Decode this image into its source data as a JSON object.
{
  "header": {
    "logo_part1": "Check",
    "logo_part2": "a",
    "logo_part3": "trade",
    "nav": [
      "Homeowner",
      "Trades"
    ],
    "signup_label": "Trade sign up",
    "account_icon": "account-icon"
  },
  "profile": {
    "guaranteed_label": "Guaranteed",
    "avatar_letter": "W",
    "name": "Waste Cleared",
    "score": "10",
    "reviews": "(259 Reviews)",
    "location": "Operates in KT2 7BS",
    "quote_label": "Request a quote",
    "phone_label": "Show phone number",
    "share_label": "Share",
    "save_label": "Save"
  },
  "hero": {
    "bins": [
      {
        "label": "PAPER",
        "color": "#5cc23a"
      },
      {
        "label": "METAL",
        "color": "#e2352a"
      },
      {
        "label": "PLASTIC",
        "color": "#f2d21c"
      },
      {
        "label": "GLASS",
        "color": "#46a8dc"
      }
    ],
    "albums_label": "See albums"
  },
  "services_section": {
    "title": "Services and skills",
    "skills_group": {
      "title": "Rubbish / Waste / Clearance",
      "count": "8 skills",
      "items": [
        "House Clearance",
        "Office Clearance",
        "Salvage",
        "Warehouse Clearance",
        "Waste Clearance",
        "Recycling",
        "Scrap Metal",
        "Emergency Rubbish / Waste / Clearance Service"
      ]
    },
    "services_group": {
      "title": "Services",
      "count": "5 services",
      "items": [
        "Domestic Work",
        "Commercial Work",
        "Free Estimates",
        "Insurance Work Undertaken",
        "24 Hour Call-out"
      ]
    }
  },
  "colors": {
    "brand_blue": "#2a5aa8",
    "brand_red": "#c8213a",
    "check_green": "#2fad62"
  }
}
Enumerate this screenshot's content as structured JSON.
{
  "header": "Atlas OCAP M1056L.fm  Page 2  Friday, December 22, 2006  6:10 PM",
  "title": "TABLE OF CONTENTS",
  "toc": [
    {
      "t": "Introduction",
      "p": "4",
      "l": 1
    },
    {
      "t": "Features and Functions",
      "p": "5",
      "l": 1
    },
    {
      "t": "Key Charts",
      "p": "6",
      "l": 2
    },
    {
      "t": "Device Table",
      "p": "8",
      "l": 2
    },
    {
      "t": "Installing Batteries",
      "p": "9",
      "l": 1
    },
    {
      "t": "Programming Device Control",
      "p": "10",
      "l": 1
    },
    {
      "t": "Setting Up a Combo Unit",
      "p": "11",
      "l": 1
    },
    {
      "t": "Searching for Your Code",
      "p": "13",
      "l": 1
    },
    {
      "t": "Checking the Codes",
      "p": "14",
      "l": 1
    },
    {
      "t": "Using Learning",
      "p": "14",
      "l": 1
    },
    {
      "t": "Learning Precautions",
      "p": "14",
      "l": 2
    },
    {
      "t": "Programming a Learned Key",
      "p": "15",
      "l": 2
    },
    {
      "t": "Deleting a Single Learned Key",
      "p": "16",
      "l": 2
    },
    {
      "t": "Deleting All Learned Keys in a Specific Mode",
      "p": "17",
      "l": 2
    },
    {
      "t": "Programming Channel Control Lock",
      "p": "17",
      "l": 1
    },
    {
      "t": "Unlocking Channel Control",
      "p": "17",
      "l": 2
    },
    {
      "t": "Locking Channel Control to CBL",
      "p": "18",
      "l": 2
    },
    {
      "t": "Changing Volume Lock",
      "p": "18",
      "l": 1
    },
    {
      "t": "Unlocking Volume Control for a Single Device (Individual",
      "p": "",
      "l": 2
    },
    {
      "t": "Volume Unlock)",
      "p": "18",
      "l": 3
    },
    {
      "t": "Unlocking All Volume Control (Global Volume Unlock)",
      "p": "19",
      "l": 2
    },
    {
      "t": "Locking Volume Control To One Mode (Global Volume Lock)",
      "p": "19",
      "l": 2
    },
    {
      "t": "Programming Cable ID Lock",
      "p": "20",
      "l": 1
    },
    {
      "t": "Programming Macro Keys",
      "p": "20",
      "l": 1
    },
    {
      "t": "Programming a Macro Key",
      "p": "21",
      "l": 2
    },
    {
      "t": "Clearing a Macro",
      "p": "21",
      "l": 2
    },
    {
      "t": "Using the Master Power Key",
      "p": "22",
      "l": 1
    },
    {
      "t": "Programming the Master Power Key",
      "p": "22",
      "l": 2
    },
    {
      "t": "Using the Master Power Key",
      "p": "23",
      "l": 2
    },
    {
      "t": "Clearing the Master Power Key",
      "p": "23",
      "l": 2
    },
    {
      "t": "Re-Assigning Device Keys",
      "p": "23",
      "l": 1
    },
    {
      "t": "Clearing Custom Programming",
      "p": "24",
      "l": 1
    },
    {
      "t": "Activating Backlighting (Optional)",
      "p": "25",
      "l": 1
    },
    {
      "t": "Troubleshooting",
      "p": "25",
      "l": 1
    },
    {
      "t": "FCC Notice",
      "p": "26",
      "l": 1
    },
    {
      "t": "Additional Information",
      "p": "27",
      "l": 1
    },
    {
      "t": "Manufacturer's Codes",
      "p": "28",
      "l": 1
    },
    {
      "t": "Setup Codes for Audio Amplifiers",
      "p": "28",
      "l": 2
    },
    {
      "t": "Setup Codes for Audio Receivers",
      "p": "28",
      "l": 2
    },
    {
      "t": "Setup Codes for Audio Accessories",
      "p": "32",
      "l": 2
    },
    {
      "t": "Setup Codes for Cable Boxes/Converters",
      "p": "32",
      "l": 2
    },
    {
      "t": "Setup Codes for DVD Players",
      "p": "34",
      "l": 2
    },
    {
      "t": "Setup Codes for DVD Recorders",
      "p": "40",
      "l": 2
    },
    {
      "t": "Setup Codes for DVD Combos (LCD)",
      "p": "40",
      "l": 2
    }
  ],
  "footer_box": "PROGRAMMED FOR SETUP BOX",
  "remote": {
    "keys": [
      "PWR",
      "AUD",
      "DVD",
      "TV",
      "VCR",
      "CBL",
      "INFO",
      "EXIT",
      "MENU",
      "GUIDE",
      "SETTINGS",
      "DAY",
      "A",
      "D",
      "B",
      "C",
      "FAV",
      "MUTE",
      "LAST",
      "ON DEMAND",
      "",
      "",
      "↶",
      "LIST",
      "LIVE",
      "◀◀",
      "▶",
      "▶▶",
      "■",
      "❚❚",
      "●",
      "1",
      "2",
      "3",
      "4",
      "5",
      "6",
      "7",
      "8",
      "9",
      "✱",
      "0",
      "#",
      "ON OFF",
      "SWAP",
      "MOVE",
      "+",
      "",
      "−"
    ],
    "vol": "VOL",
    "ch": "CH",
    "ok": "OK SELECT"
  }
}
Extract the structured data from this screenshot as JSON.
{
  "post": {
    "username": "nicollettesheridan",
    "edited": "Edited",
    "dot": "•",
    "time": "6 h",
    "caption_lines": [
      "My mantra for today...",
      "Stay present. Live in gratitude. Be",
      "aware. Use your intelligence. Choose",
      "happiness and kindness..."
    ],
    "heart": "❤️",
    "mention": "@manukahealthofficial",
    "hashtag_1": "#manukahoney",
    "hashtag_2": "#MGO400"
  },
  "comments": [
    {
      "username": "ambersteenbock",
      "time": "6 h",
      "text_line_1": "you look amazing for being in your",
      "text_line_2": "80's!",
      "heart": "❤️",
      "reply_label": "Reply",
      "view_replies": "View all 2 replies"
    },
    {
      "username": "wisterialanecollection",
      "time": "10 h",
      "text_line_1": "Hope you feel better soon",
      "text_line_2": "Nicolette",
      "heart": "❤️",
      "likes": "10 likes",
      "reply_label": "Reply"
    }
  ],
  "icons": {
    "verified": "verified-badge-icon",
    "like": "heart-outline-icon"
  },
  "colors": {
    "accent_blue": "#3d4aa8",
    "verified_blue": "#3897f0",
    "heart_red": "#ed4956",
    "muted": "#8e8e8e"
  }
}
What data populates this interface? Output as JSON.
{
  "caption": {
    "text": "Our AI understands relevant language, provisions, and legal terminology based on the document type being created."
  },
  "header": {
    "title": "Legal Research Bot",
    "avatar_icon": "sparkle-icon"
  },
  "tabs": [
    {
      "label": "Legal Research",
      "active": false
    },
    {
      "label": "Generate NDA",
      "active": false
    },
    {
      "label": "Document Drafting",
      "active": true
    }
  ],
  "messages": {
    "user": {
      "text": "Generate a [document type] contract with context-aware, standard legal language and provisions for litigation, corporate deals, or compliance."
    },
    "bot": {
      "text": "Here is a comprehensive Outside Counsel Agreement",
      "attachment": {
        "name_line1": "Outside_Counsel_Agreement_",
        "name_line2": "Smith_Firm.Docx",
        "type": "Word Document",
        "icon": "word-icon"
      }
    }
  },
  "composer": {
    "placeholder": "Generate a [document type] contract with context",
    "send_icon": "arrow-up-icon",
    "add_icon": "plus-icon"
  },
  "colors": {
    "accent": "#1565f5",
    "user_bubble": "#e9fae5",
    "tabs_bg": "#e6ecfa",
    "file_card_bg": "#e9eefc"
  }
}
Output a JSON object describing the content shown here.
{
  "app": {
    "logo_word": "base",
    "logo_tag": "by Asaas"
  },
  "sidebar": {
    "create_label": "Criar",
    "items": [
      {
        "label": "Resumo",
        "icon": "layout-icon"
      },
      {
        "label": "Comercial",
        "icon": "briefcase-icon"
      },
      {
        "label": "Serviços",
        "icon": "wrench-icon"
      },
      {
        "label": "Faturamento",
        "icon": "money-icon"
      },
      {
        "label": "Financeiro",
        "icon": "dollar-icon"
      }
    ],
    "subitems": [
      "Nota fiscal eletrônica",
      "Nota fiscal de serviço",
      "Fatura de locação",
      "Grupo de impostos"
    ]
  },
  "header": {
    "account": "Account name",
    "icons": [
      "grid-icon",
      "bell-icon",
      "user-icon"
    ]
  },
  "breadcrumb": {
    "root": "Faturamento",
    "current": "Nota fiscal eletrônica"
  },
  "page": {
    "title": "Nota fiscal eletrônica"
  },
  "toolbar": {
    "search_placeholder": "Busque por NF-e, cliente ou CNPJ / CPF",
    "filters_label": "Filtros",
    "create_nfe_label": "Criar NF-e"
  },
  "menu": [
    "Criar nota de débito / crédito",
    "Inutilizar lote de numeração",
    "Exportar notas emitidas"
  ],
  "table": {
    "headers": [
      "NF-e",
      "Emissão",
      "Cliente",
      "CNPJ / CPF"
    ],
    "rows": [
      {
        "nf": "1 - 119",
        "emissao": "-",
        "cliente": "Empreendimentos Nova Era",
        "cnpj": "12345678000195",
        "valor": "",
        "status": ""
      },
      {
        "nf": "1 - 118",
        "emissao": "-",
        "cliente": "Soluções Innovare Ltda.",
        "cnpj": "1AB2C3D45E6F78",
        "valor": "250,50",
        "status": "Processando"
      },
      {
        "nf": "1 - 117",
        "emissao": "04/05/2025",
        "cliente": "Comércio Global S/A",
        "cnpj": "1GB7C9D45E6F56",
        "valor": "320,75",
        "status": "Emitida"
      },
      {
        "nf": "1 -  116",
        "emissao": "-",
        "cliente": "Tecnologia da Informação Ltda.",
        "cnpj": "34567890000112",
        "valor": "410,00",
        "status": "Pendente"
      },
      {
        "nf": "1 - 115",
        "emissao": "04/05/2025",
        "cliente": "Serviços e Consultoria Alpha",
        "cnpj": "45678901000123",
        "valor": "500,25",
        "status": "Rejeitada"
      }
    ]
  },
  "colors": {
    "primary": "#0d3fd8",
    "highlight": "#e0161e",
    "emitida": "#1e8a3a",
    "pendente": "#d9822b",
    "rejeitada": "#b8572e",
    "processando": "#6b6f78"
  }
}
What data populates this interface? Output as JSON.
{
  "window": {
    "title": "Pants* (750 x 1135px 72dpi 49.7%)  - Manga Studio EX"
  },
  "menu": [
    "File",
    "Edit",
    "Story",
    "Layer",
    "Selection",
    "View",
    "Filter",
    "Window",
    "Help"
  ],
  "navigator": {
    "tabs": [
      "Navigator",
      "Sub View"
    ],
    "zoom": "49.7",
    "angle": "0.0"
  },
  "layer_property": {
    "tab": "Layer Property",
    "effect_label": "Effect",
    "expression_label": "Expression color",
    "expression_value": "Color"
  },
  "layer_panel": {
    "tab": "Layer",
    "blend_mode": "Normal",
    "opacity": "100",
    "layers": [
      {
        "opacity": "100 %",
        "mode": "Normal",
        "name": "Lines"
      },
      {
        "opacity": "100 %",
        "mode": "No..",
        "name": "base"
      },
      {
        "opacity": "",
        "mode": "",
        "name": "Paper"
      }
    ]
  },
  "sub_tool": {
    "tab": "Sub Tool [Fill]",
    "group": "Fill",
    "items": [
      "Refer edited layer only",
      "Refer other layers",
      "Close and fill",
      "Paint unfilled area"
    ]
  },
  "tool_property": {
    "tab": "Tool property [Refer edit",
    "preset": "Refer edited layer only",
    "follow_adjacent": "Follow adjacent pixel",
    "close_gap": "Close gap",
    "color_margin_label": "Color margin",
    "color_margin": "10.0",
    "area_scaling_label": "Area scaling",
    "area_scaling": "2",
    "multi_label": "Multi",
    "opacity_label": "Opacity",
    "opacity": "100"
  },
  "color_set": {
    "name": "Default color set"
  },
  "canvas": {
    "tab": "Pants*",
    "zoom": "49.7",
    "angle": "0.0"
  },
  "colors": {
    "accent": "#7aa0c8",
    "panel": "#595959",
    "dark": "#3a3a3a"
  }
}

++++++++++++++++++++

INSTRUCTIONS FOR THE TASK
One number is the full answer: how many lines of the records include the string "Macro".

FINAL ANSWER
3